● What you are asked to do
Your response should consist of the lines below, printed exactly.
-------- Data records
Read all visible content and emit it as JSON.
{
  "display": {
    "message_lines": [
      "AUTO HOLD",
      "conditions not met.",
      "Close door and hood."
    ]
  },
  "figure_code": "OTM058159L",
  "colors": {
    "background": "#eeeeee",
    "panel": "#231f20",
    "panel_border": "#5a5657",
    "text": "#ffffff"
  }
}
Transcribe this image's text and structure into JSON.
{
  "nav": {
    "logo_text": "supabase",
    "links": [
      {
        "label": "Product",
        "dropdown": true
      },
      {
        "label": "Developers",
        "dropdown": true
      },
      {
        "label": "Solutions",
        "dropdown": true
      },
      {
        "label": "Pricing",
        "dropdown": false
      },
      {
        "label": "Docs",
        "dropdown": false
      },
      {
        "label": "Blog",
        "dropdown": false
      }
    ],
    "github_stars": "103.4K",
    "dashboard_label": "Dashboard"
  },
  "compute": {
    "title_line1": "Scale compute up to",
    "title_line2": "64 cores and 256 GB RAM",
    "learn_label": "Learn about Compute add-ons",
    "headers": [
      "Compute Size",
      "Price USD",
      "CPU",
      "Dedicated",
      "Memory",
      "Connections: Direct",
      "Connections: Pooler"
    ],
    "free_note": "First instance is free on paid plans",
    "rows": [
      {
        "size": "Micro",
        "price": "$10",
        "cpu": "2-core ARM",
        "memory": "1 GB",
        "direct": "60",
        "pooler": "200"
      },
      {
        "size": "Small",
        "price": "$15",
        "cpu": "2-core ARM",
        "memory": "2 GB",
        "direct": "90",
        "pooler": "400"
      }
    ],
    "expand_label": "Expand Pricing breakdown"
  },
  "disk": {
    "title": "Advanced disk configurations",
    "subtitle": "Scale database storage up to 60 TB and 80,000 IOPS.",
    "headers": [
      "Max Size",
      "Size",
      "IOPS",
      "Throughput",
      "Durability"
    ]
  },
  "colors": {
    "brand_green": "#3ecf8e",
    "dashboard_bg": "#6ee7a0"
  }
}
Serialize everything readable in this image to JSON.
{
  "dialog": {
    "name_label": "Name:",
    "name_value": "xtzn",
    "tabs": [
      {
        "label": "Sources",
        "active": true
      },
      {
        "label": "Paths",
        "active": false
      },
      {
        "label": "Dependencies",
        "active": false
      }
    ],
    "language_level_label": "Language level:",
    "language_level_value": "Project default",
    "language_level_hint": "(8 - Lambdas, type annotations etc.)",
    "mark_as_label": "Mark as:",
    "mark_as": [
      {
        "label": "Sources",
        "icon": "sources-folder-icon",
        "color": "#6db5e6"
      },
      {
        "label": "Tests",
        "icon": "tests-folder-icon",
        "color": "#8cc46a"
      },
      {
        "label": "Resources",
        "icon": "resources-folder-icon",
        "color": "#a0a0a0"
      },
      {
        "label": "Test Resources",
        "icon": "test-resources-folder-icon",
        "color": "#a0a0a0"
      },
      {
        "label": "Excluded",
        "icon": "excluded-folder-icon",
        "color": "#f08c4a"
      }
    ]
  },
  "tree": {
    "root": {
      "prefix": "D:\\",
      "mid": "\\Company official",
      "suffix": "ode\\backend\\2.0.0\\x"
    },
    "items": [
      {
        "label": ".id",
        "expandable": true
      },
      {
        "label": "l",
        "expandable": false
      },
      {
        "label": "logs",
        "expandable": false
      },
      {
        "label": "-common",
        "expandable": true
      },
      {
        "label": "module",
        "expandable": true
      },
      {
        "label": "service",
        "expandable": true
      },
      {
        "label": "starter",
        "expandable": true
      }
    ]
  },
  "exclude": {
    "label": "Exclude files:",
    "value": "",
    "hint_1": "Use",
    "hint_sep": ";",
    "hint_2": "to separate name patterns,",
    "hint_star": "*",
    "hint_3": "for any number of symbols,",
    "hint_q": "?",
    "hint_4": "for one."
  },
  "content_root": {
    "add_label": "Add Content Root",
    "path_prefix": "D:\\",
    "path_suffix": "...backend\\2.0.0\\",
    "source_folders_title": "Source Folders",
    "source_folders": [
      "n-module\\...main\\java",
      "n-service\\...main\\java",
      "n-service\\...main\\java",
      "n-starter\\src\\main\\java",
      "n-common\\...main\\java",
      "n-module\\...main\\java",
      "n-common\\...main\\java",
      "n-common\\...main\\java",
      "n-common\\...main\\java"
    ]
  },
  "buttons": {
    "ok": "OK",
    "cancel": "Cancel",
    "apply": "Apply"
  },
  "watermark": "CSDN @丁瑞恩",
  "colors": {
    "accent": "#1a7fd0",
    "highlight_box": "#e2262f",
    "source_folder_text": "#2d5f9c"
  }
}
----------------
● Exercise answer
Read all visible content and emit it as JSON.
{
  "display": {
    "message_lines": [
      "AUTO HOLD",
      "conditions not met.",
      "Close door and hood."
    ]
  },
  "figure_code": "OTM058159L",
  "colors": {
    "background": "#eeeeee",
    "panel": "#231f20",
    "panel_border": "#5a5657",
    "text": "#ffffff"
  }
}
Transcribe this image's text and structure into JSON.
{
  "nav": {
    "logo_text": "supabase",
    "links": [
      {
        "label": "Product",
        "dropdown": true
      },
      {
        "label": "Developers",
        "dropdown": true
      },
      {
        "label": "Solutions",
        "dropdown": true
      },
      {
        "label": "Pricing",
        "dropdown": false
      },
      {
        "label": "Docs",
        "dropdown": false
      },
      {
        "label": "Blog",
        "dropdown": false
      }
    ],
    "github_stars": "103.4K",
    "dashboard_label": "Dashboard"
  },
  "compute": {
    "title_line1": "Scale compute up to",
    "title_line2": "64 cores and 256 GB RAM",
    "learn_label": "Learn about Compute add-ons",
    "headers": [
      "Compute Size",
      "Price USD",
      "CPU",
      "Dedicated",
      "Memory",
      "Connections: Direct",
      "Connections: Pooler"
    ],
    "free_note": "First instance is free on paid plans",
    "rows": [
      {
        "size": "Micro",
        "price": "$10",
        "cpu": "2-core ARM",
        "memory": "1 GB",
        "direct": "60",
        "pooler": "200"
      },
      {
        "size": "Small",
        "price": "$15",
        "cpu": "2-core ARM",
        "memory": "2 GB",
        "direct": "90",
        "pooler": "400"
      }
    ],
    "expand_label": "Expand Pricing breakdown"
  },
  "disk": {
    "title": "Advanced disk configurations",
    "subtitle": "Scale database storage up to 60 TB and 80,000 IOPS.",
    "headers": [
      "Max Size",
      "Size",
      "IOPS",
      "Throughput",
      "Durability"
    ]
  },
  "colors": {
    "brand_green": "#3ecf8e",
    "dashboard_bg": "#6ee7a0"
  }
}
Serialize everything readable in this image to JSON.
{
  "dialog": {
    "name_label": "Name:",
    "name_value": "xtzn",
    "tabs": [
      {
        "label": "Sources",
        "active": true
      },
      {
        "label": "Paths",
        "active": false
      },
      {
        "label": "Dependencies",
        "active": false
      }
    ],
    "language_level_label": "Language level:",
    "language_level_value": "Project default",
    "language_level_hint": "(8 - Lambdas, type annotations etc.)",
    "mark_as_label": "Mark as:",
    "mark_as": [
      {
        "label": "Sources",
        "icon": "sources-folder-icon",
        "color": "#6db5e6"
      },
      {
        "label": "Tests",
        "icon": "tests-folder-icon",
        "color": "#8cc46a"
      },
      {
        "label": "Resources",
        "icon": "resources-folder-icon",
        "color": "#a0a0a0"
      },
      {
        "label": "Test Resources",
        "icon": "test-resources-folder-icon",
        "color": "#a0a0a0"
      },
      {
        "label": "Excluded",
        "icon": "excluded-folder-icon",
        "color": "#f08c4a"
      }
    ]
  },
  "tree": {
    "root": {
      "prefix": "D:\\",
      "mid": "\\Company official",
      "suffix": "ode\\backend\\2.0.0\\x"
    },
    "items": [
      {
        "label": ".id",
        "expandable": true
      },
      {
        "label": "l",
        "expandable": false
      },
      {
        "label": "logs",
        "expandable": false
      },
      {
        "label": "-common",
        "expandable": true
      },
      {
        "label": "module",
        "expandable": true
      },
      {
        "label": "service",
        "expandable": true
      },
      {
        "label": "starter",
        "expandable": true
      }
    ]
  },
  "exclude": {
    "label": "Exclude files:",
    "value": "",
    "hint_1": "Use",
    "hint_sep": ";",
    "hint_2": "to separate name patterns,",
    "hint_star": "*",
    "hint_3": "for any number of symbols,",
    "hint_q": "?",
    "hint_4": "for one."
  },
  "content_root": {
    "add_label": "Add Content Root",
    "path_prefix": "D:\\",
    "path_suffix": "...backend\\2.0.0\\",
    "source_folders_title": "Source Folders",
    "source_folders": [
      "n-module\\...main\\java",
      "n-service\\...main\\java",
      "n-service\\...main\\java",
      "n-starter\\src\\main\\java",
      "n-common\\...main\\java",
      "n-module\\...main\\java",
      "n-common\\...main\\java",
      "n-common\\...main\\java",
      "n-common\\...main\\java"
    ]
  },
  "buttons": {
    "ok": "OK",
    "cancel": "Cancel",
    "apply": "Apply"
  },
  "watermark": "CSDN @丁瑞恩",
  "colors": {
    "accent": "#1a7fd0",
    "highlight_box": "#e2262f",
    "source_folder_text": "#2d5f9c"
  }
}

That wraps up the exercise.